Alaska senators must close ‘bogus lender’ loophole
For nearly 40 years, Alaskans have capped the interest rate on ‘little dollar’ loans, a type of loan that is larger than a payday loan – maximum $ 500 – but less than 2,000. $. This interest rate cap is 31% annual interest, or APR.
Now that state-level cap is threatened by an executive branch rule of the Office of the Comptroller of the Currency, aka OCC. Under the new rule, “rent-a-bank” lenders plan to spread debt traps across the country, even in states with strong consumer protections. Our US senators can join us in closing this regulatory loophole.
The scheme is quite simple. In order to sidestep widely supported interest rate caps in states, payday lenders launder their loans through partnerships with rogue banks – a good illustration of the problem is here – and claim they are only providing technology.
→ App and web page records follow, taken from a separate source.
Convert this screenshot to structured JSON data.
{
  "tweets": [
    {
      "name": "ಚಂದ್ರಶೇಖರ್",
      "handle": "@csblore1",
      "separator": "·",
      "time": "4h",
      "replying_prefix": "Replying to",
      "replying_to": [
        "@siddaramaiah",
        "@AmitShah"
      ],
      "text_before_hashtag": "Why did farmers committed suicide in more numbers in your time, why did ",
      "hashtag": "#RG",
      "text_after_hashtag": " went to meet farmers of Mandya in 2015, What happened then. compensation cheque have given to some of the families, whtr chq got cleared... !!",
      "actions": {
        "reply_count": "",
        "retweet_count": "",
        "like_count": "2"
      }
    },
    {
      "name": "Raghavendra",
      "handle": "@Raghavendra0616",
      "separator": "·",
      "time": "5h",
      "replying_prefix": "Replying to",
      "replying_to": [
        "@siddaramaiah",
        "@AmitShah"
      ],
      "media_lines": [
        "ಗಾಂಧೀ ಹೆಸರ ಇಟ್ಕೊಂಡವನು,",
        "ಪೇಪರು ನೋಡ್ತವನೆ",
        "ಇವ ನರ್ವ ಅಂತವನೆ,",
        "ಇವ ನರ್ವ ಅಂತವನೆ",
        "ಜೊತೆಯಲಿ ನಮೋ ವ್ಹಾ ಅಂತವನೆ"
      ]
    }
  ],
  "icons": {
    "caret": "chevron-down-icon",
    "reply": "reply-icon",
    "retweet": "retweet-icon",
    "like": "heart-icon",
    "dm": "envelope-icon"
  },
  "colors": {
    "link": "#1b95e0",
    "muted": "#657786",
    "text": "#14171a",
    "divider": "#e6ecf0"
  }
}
In reality, payday lenders design the products – for example, interest rates, loan qualifications, etc. – and take most of the profits. These rogue banks are often referred to as “banks for rent” because their bankers offer the loan, which the predatory lenders immediately redeem on the bank’s books.
Now, the OCC says it doesn’t count as a payday loan or a small dollar loan because it is technically sourced at the bank level – which is important because not all loan types have a cap. interest rate in Alaska. Here, for a 14 day payday loan of $ 100, the APR is 521%.
If this “bogus lender” loophole is put into law, we can expect to see the same kinds of high interest rates on larger loans – and our state’s rate cap would lose its meaning. meaning.
From what we know of the lenders, our veterans and rural communities will be particularly affected by these loans. Active duty military personnel and their families are protected nationwide against predatory lending under an interest rate cap set by the Military Loans Act, but lose that protection as soon as that person leaves service. The lenders then target veterans across the country to trap them in endless debt once they are released from national protection. The marketing and promotion of these little dollar loans will be relentless here in our state as Alaska leads the country in veteran residents per capita.
Since these lenders are mostly online, rural communities will also be key targets for bank rental programs. There are only 121 branches in 33 Alaskan communities, in addition to 23 payday loan storefronts. Since 54% of Alaskan payday loans are sold online, it can be expected that a large number of rural Alaskans will turn to the internet to research loan products. Rural Alaskan borrowers are prime targets for bank lease lenders if the “bogus lender” rule is allowed to be enacted.
It’s not bad at all! What started at the federal level may end there. Under the Congressional Review Act, Congress can overrule an agency decision with just 50 votes, but they are running out of time to use that power. Last month, the Chairman of the Senate Banking Committee, Senator Sherrod Brown, along with Senator Chris Van Hollen and Representative “Chuy” Garcia, introduced Joint Resolution 15, which would remove the “bogus lender” rule from the lender. ‘OCC books. Our Senators, Lisa Murkowski and Dan Sullivan, should support this resolution to protect the people of Alaska and prevent predatory lenders from spreading.
Veri di Suvero is the executive director of the Alaska Public Interest Research Group, or AKPIRG. Founded in 1974, AKPIRG is Alaska’s only non-partisan, nonprofit organization that advocates on behalf of consumers and the public.